(What to do):
Every line in the data below that includes "Tianjin" belongs in the answer, copied as it stands.

__________________________________________________

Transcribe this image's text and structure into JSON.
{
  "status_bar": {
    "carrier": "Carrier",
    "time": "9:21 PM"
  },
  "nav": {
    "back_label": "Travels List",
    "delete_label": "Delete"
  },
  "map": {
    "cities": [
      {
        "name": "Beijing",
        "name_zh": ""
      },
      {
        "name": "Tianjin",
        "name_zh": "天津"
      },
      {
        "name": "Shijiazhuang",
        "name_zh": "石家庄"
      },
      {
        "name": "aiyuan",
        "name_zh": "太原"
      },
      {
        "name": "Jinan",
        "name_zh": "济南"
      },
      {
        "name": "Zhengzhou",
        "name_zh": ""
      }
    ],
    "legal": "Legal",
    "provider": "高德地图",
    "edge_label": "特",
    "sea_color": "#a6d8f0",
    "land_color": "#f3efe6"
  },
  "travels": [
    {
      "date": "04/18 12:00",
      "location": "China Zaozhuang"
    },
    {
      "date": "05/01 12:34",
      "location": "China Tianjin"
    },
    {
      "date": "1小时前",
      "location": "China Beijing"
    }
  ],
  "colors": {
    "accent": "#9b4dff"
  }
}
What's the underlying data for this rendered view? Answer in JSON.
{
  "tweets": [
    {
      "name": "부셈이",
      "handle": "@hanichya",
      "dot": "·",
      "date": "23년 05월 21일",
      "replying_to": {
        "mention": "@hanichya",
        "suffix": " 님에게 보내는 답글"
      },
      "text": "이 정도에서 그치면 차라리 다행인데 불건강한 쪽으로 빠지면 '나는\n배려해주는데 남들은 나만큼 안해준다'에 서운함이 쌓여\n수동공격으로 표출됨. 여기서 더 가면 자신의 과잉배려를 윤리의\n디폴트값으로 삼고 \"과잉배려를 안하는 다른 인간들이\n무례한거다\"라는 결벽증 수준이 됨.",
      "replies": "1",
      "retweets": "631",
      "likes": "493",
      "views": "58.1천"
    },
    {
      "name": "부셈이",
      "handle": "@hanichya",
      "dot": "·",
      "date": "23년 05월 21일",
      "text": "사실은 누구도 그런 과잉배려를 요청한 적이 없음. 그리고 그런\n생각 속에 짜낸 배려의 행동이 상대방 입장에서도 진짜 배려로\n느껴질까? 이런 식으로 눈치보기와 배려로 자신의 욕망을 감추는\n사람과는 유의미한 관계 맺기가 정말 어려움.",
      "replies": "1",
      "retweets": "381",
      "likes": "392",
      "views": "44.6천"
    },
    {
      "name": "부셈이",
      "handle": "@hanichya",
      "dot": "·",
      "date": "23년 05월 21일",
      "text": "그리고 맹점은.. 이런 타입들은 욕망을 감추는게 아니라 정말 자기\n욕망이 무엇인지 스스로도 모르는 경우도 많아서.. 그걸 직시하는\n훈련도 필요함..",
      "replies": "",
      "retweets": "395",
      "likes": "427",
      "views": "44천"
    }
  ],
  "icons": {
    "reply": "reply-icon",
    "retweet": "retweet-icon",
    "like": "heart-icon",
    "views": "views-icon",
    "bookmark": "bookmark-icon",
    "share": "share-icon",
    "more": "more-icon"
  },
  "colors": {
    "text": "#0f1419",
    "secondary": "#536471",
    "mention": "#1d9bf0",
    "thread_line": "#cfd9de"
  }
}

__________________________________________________

(Solution for this problem):
        "name": "Tianjin",
      "location": "China Tianjin"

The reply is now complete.